Soiling my plants
by Nathan Rutz
(not) Making compost in the cold
It’s been a really dang cold winter here in Cleveland. It was 21.7 F on average in January and and 22.5 F in February according to the National Weather Service.
My piles of organic material have been frozen solid, doing just about nothing it seems.
I collect 5-12 gallons of coffee grounds from a nearby Starbucks and Pour Cleveland, a local pour-over coffee shop. Even though I am not a fan of Starbucks coffee or ubiquity, their grounds are much easier to deal with and the employees in downtown Cleveland are super friendly. Starbucks filters are big pieces of paper that are really well beat up by the time they give them to me – they’re nice and easy to chop up with my delightful Fokin Hoe.
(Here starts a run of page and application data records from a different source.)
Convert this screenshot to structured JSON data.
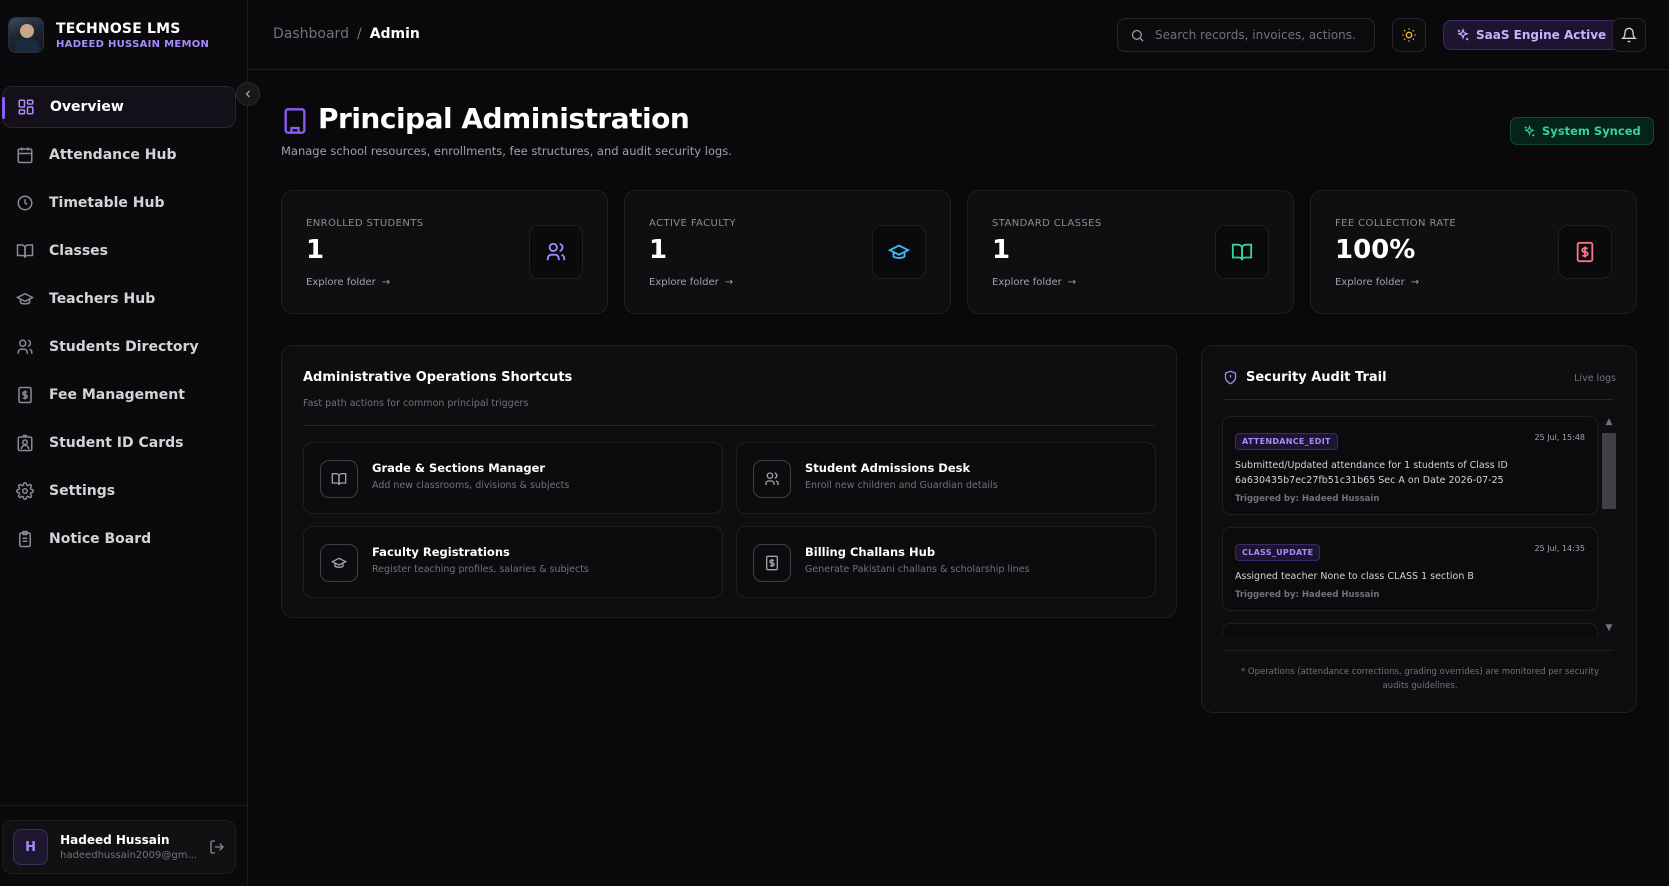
{
  "brand": {
    "title": "TECHNOSE LMS",
    "subtitle": "HADEED HUSSAIN MEMON"
  },
  "sidebar": {
    "items": [
      {
        "label": "Overview",
        "icon": "dashboard-icon",
        "active": true
      },
      {
        "label": "Attendance Hub",
        "icon": "calendar-icon"
      },
      {
        "label": "Timetable Hub",
        "icon": "clock-icon"
      },
      {
        "label": "Classes",
        "icon": "book-open-icon"
      },
      {
        "label": "Teachers Hub",
        "icon": "graduation-cap-icon"
      },
      {
        "label": "Students Directory",
        "icon": "users-icon"
      },
      {
        "label": "Fee Management",
        "icon": "receipt-icon"
      },
      {
        "label": "Student ID Cards",
        "icon": "id-badge-icon"
      },
      {
        "label": "Settings",
        "icon": "gear-icon"
      },
      {
        "label": "Notice Board",
        "icon": "clipboard-icon"
      }
    ],
    "user": {
      "initial": "H",
      "name": "Hadeed Hussain",
      "email": "hadeedhussain2009@gm..."
    }
  },
  "header": {
    "breadcrumb": [
      "Dashboard",
      "/",
      "Admin"
    ],
    "search_placeholder": "Search records, invoices, actions...",
    "saas_badge": "SaaS Engine Active"
  },
  "page": {
    "title": "Principal Administration",
    "description": "Manage school resources, enrollments, fee structures, and audit security logs.",
    "sync_badge": "System Synced"
  },
  "stats": [
    {
      "label": "ENROLLED STUDENTS",
      "value": "1",
      "link": "Explore folder",
      "icon": "users-icon",
      "color": "#a78bfa"
    },
    {
      "label": "ACTIVE FACULTY",
      "value": "1",
      "link": "Explore folder",
      "icon": "graduation-cap-icon",
      "color": "#38bdf8"
    },
    {
      "label": "STANDARD CLASSES",
      "value": "1",
      "link": "Explore folder",
      "icon": "book-open-icon",
      "color": "#34d399"
    },
    {
      "label": "FEE COLLECTION RATE",
      "value": "100%",
      "link": "Explore folder",
      "icon": "receipt-icon",
      "color": "#fb7185"
    }
  ],
  "shortcuts": {
    "title": "Administrative Operations Shortcuts",
    "subtitle": "Fast path actions for common principal triggers",
    "items": [
      {
        "title": "Grade & Sections Manager",
        "desc": "Add new classrooms, divisions & subjects",
        "icon": "book-open-icon"
      },
      {
        "title": "Student Admissions Desk",
        "desc": "Enroll new children and Guardian details",
        "icon": "users-icon"
      },
      {
        "title": "Faculty Registrations",
        "desc": "Register teaching profiles, salaries & subjects",
        "icon": "graduation-cap-icon"
      },
      {
        "title": "Billing Challans Hub",
        "desc": "Generate Pakistani challans & scholarship lines",
        "icon": "receipt-icon"
      }
    ]
  },
  "audit": {
    "title": "Security Audit Trail",
    "live_label": "Live logs",
    "logs": [
      {
        "tag": "ATTENDANCE_EDIT",
        "time": "25 Jul, 15:48",
        "text": "Submitted/Updated attendance for 1 students of Class ID 6a630435b7ec27fb51c31b65 Sec A on Date 2026-07-25",
        "trigger": "Triggered by: Hadeed Hussain"
      },
      {
        "tag": "CLASS_UPDATE",
        "time": "25 Jul, 14:35",
        "text": "Assigned teacher None to class CLASS 1 section B",
        "trigger": "Triggered by: Hadeed Hussain"
      }
    ],
    "footnote": "* Operations (attendance corrections, grading overrides) are monitored per security audits guidelines."
  },
  "colors": {
    "accent": "#8b5cf6",
    "success": "#34d399",
    "background": "#09090b"
  }
}
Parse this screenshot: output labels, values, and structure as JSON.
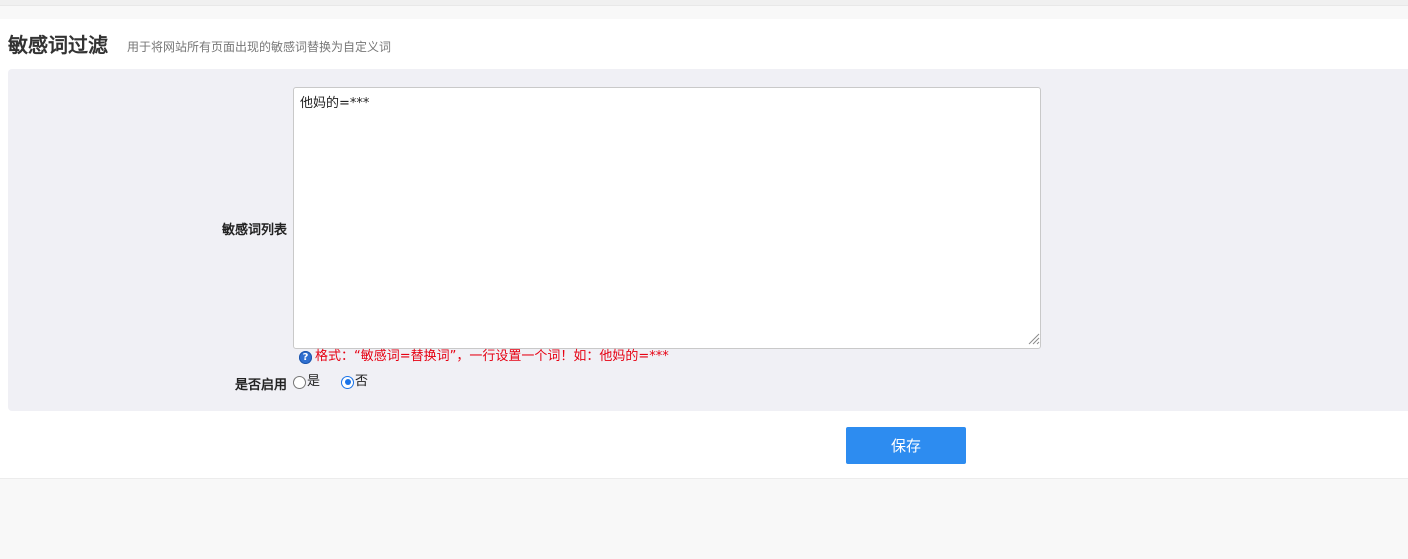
{
  "header": {
    "title": "敏感词过滤",
    "subtitle": "用于将网站所有页面出现的敏感词替换为自定义词"
  },
  "form": {
    "words_label": "敏感词列表",
    "words_value": "他妈的=***",
    "hint_icon": "question-icon",
    "hint_text": "格式：“敏感词=替换词”，一行设置一个词！如：他妈的=***",
    "enable_label": "是否启用",
    "enable_options": [
      {
        "label": "是",
        "checked": false
      },
      {
        "label": "否",
        "checked": true
      }
    ]
  },
  "actions": {
    "save_label": "保存"
  },
  "colors": {
    "accent": "#2d8cf0",
    "hint": "#e60012",
    "form_background": "#f0f0f5"
  }
}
Pour overs on the other hand are a total pain. The whole filter doesn’t get wet, there’s a MUCH higher paper to coffee ratio, and there are many more of them and they’re much smaller and more difficult to chop up.
I was really hoping to find some nicely composted material deep inside this pile, but even a foot in it’s all just cold coffee grounds. Dang cold!
Rabbit suggests that I get a soil test done so we can see if there are any real improvements in the soil as I go along with this permaculture scheme. The Cuyahoga County extension office suggested sending my sample to the U Mass Amherst soil lab, so I looked up their directions and followed them:
I stuck sticks around the back yard in locations as random as I could muster. I really have no idea if there are different soil zones in my yard. This is part of the observation phase of Permaculture I didn’t really do, so I’m pretending it’s all the same.
When I jammed my spade in about 6″ deep as prescribed, it was a really wonderful surprise to find worms in almost every shovel-full.
There were a few spots where I hit a rock. My next door neighbor tells me the driveway used to go all the way back to the end of the yard where there was a garage which was torn down probably 15 years ago. Hitting rocks didn’t always happen in this area, but did sometimes.
I bagged it up this morning and sent it off, asking for the soil organic matter test for an extra $5 and their amendment recommendations for mixed garden vegetables, blueberries, and trees and vines.
Permaculture for thousandaires!?
When I made my hugul beds I was stupid. I didn’t dig trenches for two of them, and the one I did dig a trench for was probably too shallow and small. When making a hugul bed next time I will consider the volume of soil I’ll potentially need to actually cover the surface of the hugul bed.
Imagining that I want 6″ of coverage over the entire thing it seems I would need
5.7(diagonal)*15(length)*.5(half a foot deep)*2(both big sides) + 3.5(half base)*4.5(height)*.5(half a foot deep)*2(both short sides) = 101.25 cubic feet of soil = 3.74 cubic yards of soil
This would mean I’d need to dig about a foot deep over the whole area of the bed to have enough soil (15’*7’*1’=105 cubic feet).
I have three beds about this size. The material I dug out for one of them is mixed with my earlier compost pile which, despite my turning, is not really ready. I need about (3.74*3) 11.25 cubic yards of soil. Kurtz Brothers, a local composting company sells “all-purpose top soil” for $26/cubic yard + $58 delivery fee which with tax comes out to about $375.
Should I move the beds and dig? Shell out the big bucks for soil? Dig somewhere else?